7 May 2020
The ZeroAMP project is a collaborative effort to push beyond the limits of transistors by developing the first large-scale integrated nanoelectromechanical relay-based computers that will work in extreme environments.
We use transistors every day in technology like mobile phones, but they cannot perform in the very high temperatures seen close to aircraft engines, drive trains of electric vehicles and industrial electronics. If controllers can be placed close to these hot zones, they work much more efficiently. At the other end of the spectrum, superconducting quantum circuits need to operate at close to cryogenic temperatures, where transistors also do not work well. Finally, transistors also cannot provide the zero standby power that will enable autonomous nodes in the Internet of Things that work on scavenged energy. The ZeroAMP project is developing ultra-low power computing and memory, using nanomechanical switches that can survive these extreme environments and enable the technology of the future.
Researchers at the University of Bristol’s Department of Electrical and Electronic Engineering are working with Microchip Technology and X-FAB, a leading semiconductor foundry, as well as fellow experts at the Swedish Royal Institute of Technology (KTH), AMO based in Germany, the Swiss Centre for Electronics and Microtechnology (CSEM) and SCIPROM. The project is funded by Horizon 2020.
Dr. Dinesh Pamunuwa is lead investigator at the University of Bristol and one of the instigators of ZeroAMP, and said:
“We are very excited by this project, as it uses key technologies developed by my group over the past few years, including the use of very thin layers of crystalline graphite as a solid conducting lubricant to improve reliability of the switch contacts, and a new type of nano relay that does not exhibit pull-in instability.
“One of the most intriguing aspects of this work is that we are aiming to meet the electronic needs of future applications by returning to electromechanical computing.
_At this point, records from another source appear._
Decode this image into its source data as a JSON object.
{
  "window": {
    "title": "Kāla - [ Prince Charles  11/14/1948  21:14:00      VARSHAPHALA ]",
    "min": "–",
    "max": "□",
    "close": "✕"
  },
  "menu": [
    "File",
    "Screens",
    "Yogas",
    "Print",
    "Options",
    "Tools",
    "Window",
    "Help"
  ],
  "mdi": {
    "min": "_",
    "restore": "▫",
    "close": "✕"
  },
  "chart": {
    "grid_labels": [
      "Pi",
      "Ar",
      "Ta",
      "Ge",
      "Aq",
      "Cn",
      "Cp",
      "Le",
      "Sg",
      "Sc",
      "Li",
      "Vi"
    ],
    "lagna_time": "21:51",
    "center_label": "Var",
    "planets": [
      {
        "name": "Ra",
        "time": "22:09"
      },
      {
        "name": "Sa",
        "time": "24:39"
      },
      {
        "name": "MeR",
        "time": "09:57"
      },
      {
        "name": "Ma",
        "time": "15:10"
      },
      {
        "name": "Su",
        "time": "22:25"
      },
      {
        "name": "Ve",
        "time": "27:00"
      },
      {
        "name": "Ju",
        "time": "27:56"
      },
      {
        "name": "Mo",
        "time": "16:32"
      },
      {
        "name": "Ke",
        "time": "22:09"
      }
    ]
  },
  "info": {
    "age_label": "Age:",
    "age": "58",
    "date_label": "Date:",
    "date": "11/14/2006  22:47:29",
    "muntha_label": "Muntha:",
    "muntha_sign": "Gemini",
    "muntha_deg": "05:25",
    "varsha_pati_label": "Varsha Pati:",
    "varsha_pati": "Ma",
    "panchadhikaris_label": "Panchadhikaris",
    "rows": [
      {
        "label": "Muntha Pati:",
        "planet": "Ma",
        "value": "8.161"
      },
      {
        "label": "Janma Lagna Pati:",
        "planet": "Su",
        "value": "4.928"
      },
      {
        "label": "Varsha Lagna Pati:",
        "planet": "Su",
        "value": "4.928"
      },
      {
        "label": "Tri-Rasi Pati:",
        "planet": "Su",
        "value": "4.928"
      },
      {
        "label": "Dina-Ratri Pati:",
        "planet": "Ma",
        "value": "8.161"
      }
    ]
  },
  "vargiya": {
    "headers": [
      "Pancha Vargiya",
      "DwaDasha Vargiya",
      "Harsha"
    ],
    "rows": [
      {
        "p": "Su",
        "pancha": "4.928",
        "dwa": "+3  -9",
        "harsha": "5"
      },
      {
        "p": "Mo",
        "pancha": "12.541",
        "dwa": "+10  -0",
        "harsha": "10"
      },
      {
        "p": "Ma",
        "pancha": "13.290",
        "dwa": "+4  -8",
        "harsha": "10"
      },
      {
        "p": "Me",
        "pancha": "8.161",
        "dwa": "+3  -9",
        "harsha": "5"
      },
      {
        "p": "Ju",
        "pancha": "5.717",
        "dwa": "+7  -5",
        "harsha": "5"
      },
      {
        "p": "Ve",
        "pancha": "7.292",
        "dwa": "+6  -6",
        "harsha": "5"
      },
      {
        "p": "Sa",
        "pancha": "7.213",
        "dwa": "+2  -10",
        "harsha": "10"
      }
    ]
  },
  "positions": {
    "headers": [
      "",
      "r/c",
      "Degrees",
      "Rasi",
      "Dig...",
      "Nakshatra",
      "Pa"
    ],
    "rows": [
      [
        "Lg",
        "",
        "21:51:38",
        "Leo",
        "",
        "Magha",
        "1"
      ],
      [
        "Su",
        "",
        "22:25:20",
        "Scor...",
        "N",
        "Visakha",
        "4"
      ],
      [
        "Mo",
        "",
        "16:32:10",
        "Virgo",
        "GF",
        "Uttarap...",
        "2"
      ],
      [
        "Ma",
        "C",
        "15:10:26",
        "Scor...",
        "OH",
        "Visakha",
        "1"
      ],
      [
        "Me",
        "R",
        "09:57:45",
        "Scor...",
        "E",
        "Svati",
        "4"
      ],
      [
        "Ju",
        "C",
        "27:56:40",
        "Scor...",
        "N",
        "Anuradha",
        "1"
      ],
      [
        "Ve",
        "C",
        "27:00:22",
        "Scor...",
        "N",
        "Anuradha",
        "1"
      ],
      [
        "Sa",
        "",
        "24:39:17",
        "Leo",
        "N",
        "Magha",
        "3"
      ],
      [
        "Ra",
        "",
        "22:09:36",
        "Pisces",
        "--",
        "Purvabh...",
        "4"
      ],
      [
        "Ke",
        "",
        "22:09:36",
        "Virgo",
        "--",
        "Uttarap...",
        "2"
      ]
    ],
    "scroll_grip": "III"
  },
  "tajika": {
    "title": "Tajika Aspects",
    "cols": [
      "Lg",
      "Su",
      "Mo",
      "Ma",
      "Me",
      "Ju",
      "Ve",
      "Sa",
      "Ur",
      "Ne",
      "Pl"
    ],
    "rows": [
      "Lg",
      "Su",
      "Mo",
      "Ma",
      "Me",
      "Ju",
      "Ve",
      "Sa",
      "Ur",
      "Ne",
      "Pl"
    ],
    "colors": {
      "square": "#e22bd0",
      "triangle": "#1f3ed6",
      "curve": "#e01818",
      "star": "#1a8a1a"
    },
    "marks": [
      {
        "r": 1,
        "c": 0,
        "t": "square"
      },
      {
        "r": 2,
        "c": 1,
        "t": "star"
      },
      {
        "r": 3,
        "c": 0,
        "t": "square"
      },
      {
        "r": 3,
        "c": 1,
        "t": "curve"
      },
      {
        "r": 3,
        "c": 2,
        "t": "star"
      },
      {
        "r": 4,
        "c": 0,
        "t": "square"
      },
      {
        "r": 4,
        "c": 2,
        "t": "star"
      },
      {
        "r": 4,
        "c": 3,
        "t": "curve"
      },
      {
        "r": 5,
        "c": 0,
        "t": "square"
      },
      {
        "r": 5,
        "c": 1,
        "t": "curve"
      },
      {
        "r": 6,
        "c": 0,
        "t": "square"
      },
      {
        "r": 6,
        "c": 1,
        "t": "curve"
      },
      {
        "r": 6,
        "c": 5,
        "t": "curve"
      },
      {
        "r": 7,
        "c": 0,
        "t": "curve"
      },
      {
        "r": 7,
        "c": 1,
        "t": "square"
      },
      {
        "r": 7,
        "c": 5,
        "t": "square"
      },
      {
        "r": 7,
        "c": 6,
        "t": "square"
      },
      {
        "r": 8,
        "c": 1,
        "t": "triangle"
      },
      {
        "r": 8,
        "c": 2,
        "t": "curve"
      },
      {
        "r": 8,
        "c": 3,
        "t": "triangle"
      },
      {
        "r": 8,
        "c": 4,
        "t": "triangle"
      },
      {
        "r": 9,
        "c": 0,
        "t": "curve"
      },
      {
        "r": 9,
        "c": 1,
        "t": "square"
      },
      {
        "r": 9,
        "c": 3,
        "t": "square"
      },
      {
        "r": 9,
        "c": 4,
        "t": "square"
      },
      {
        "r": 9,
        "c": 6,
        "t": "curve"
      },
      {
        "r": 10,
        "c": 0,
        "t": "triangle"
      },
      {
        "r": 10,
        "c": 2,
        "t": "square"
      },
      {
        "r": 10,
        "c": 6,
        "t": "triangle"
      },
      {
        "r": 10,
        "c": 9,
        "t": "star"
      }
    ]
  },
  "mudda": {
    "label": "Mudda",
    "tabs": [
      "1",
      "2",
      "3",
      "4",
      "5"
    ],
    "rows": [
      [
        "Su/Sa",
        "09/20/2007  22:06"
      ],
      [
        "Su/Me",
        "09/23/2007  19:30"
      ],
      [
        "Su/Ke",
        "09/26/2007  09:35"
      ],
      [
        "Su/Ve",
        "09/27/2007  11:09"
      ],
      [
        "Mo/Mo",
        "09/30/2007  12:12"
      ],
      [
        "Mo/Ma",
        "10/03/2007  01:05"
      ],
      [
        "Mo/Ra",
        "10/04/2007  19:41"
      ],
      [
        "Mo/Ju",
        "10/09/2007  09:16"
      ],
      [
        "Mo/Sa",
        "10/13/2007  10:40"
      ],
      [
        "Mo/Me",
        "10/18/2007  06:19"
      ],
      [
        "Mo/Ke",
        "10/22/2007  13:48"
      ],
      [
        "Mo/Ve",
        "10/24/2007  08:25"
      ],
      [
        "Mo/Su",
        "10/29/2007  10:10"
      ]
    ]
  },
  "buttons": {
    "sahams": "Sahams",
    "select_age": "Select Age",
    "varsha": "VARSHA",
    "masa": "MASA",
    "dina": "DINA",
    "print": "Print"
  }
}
Charles Babbage completed the first version of his mechanical difference engine in 1822; we are building an electromechanical processor some 200 years later."
The ZeroAMP project has the goal of developing nanoelectromechanical relay-based field-programmable gate arrays (FPGA) with integrated non-volatile memory that can work at temperatures up to 275 °C, with zero current leakage and standby power. The technology solution will incorporate novel materials, switch designs and circuit techniques along with advanced 3D stacking for large-scale integration of the nanomechanical switching elements, building on the ground-breaking past work of the consortium partners in the area of nanoelectromechanical relay-based computing.
The ZeroAMP project is targeting electronic solutions to advance technologies such as More-Electric Aircraft and Electric Vehicles that reduce dependency on fossil fuels and unlock the full power of the IoT.
For more information on ZeroAMP, please visit https://www.zeroamp.eu.
The ZeroAMP project has received funding from the European Union’s Horizon 2020 research and innovation programme under grant agreement No 871740 (ZeroAMP).